PROBLEM. Each entry must be given again exactly as it appears, with images excluded.

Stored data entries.
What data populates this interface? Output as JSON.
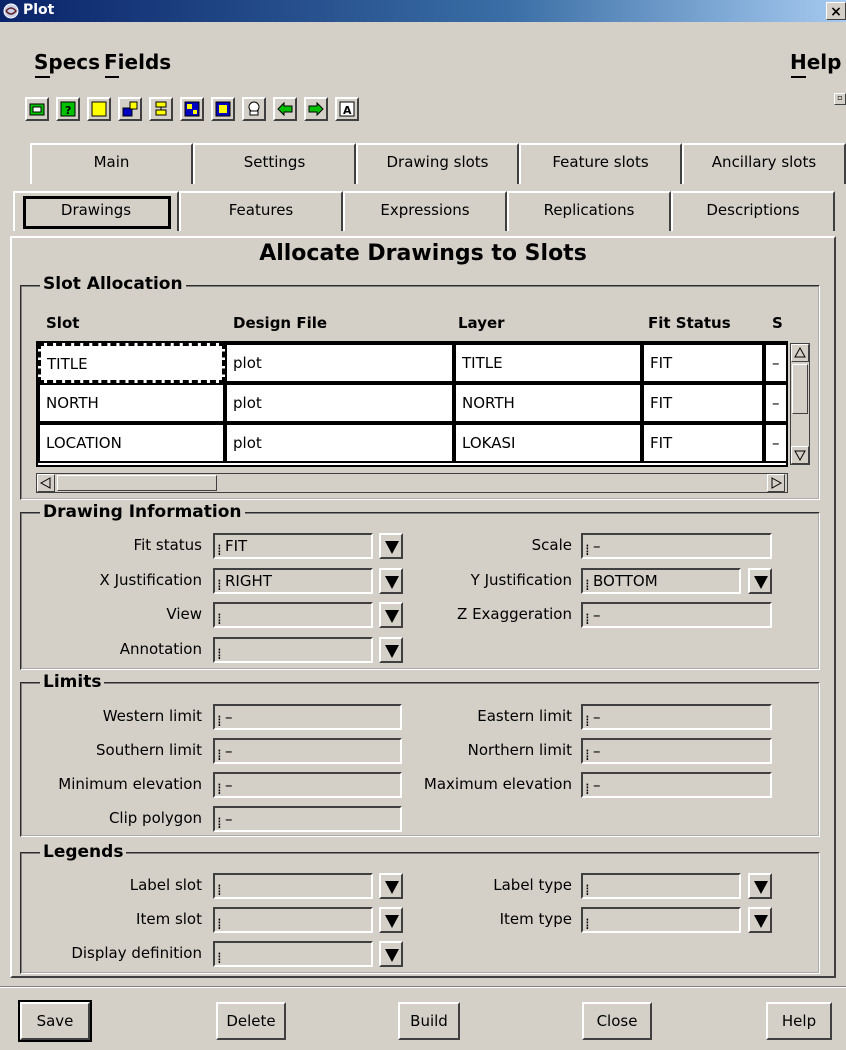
{
  "window": {
    "title": "Plot",
    "close_label": "×"
  },
  "menu": {
    "specs": "Specs",
    "fields": "Fields",
    "help": "Help"
  },
  "toolbar": {
    "icons": [
      "design-file-icon",
      "query-icon",
      "yellow-square-icon",
      "move-icon",
      "align-icon",
      "grid-icon",
      "select-icon",
      "stamp-icon",
      "back-arrow-icon",
      "forward-arrow-icon",
      "text-icon"
    ]
  },
  "tabs_row1": [
    "Main",
    "Settings",
    "Drawing slots",
    "Feature slots",
    "Ancillary slots"
  ],
  "tabs_row2": [
    "Drawings",
    "Features",
    "Expressions",
    "Replications",
    "Descriptions"
  ],
  "heading": "Allocate Drawings to Slots",
  "slot_allocation": {
    "title": "Slot Allocation",
    "columns": [
      "Slot",
      "Design File",
      "Layer",
      "Fit Status",
      "S"
    ],
    "rows": [
      [
        "TITLE",
        "plot",
        "TITLE",
        "FIT",
        "–"
      ],
      [
        "NORTH",
        "plot",
        "NORTH",
        "FIT",
        "–"
      ],
      [
        "LOCATION",
        "plot",
        "LOKASI",
        "FIT",
        "–"
      ]
    ]
  },
  "drawing_info": {
    "title": "Drawing Information",
    "fit_status_label": "Fit status",
    "fit_status_value": "FIT",
    "x_just_label": "X Justification",
    "x_just_value": "RIGHT",
    "view_label": "View",
    "view_value": "",
    "annotation_label": "Annotation",
    "annotation_value": "",
    "scale_label": "Scale",
    "scale_value": "–",
    "y_just_label": "Y Justification",
    "y_just_value": "BOTTOM",
    "z_exag_label": "Z Exaggeration",
    "z_exag_value": "–"
  },
  "limits": {
    "title": "Limits",
    "western_label": "Western limit",
    "western_value": "–",
    "southern_label": "Southern limit",
    "southern_value": "–",
    "min_elev_label": "Minimum elevation",
    "min_elev_value": "–",
    "clip_label": "Clip polygon",
    "clip_value": "–",
    "eastern_label": "Eastern limit",
    "eastern_value": "–",
    "northern_label": "Northern limit",
    "northern_value": "–",
    "max_elev_label": "Maximum elevation",
    "max_elev_value": "–"
  },
  "legends": {
    "title": "Legends",
    "label_slot_label": "Label slot",
    "label_slot_value": "",
    "item_slot_label": "Item slot",
    "item_slot_value": "",
    "display_def_label": "Display definition",
    "display_def_value": "",
    "label_type_label": "Label type",
    "label_type_value": "",
    "item_type_label": "Item type",
    "item_type_value": ""
  },
  "buttons": {
    "save": "Save",
    "delete": "Delete",
    "build": "Build",
    "close": "Close",
    "help": "Help"
  }
}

ANSWER TO THIS PROBLEM.
What data populates this interface? Output as JSON.
{
  "window": {
    "title": "Plot",
    "close_label": "×"
  },
  "menu": {
    "specs": "Specs",
    "fields": "Fields",
    "help": "Help"
  },
  "toolbar": {
    "icons": [
      "design-file-icon",
      "query-icon",
      "yellow-square-icon",
      "move-icon",
      "align-icon",
      "grid-icon",
      "select-icon",
      "stamp-icon",
      "back-arrow-icon",
      "forward-arrow-icon",
      "text-icon"
    ]
  },
  "tabs_row1": [
    "Main",
    "Settings",
    "Drawing slots",
    "Feature slots",
    "Ancillary slots"
  ],
  "tabs_row2": [
    "Drawings",
    "Features",
    "Expressions",
    "Replications",
    "Descriptions"
  ],
  "heading": "Allocate Drawings to Slots",
  "slot_allocation": {
    "title": "Slot Allocation",
    "columns": [
      "Slot",
      "Design File",
      "Layer",
      "Fit Status",
      "S"
    ],
    "rows": [
      [
        "TITLE",
        "plot",
        "TITLE",
        "FIT",
        "–"
      ],
      [
        "NORTH",
        "plot",
        "NORTH",
        "FIT",
        "–"
      ],
      [
        "LOCATION",
        "plot",
        "LOKASI",
        "FIT",
        "–"
      ]
    ]
  },
  "drawing_info": {
    "title": "Drawing Information",
    "fit_status_label": "Fit status",
    "fit_status_value": "FIT",
    "x_just_label": "X Justification",
    "x_just_value": "RIGHT",
    "view_label": "View",
    "view_value": "",
    "annotation_label": "Annotation",
    "annotation_value": "",
    "scale_label": "Scale",
    "scale_value": "–",
    "y_just_label": "Y Justification",
    "y_just_value": "BOTTOM",
    "z_exag_label": "Z Exaggeration",
    "z_exag_value": "–"
  },
  "limits": {
    "title": "Limits",
    "western_label": "Western limit",
    "western_value": "–",
    "southern_label": "Southern limit",
    "southern_value": "–",
    "min_elev_label": "Minimum elevation",
    "min_elev_value": "–",
    "clip_label": "Clip polygon",
    "clip_value": "–",
    "eastern_label": "Eastern limit",
    "eastern_value": "–",
    "northern_label": "Northern limit",
    "northern_value": "–",
    "max_elev_label": "Maximum elevation",
    "max_elev_value": "–"
  },
  "legends": {
    "title": "Legends",
    "label_slot_label": "Label slot",
    "label_slot_value": "",
    "item_slot_label": "Item slot",
    "item_slot_value": "",
    "display_def_label": "Display definition",
    "display_def_value": "",
    "label_type_label": "Label type",
    "label_type_value": "",
    "item_type_label": "Item type",
    "item_type_value": ""
  },
  "buttons": {
    "save": "Save",
    "delete": "Delete",
    "build": "Build",
    "close": "Close",
    "help": "Help"
  }
}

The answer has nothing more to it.